What investors are most concerned about is the growing marketing spend as a proportion of their revenue, suggesting that there’s high customer turnover. Blue Apron nearly tripled their marketing budget to $144.1 million last year, up from $51.4 million the year before. In other words, they are spending more for each dollar earned.
Subscription businesses have their challenges. In Blue Apron’s case, there is a growing sea of competition with countless meal kit delivery services. Plated, HelloFresh and Sun Basket, all offer similar business models, just to name a few. And now that Amazon bought Whole Foods, some are wondering if they will introduce something similar.
Consumers can also be fickle.
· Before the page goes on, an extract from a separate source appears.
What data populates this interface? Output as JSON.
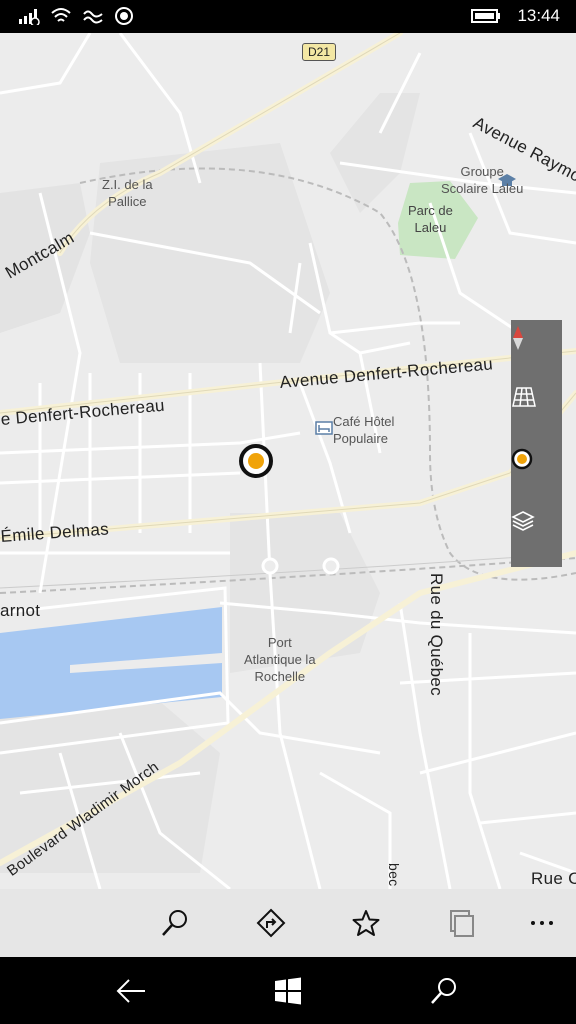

While enterprise subscription businesses often have lower turnover because there’s too much friction to change course, people can change their habits on a whim.
The financials, in addition to industry estimates, suggest that a large portion of Blue Apron’s subscribers cancel the service after testing it out. Without solid customer retention, it may be hard for Blue Apron to keep up its growth.
But there’s still a lot of untapped market opportunity. Everyone is a consumer of food, after all.
As Blue Apron scales, it may be easier for them to tailor their business, making meal selections more customizable. Some also complain that the dinner preparation takes too long, so perhaps they will offer some quicker alternatives.
Late stage venture-backed companies will be watching Blue Apron, even if they aren’t in the meal space. A rough time in the public markets could suggest that investors are cooling on internet IPOs.
Last year was a slow year for tech IPOs, but then Snap kicked things off in March. We saw a flurry of activity in early spring, but things have started to calm down.
Storage provider Tintri was also supposed to go public today but decided at the last minute to postpone.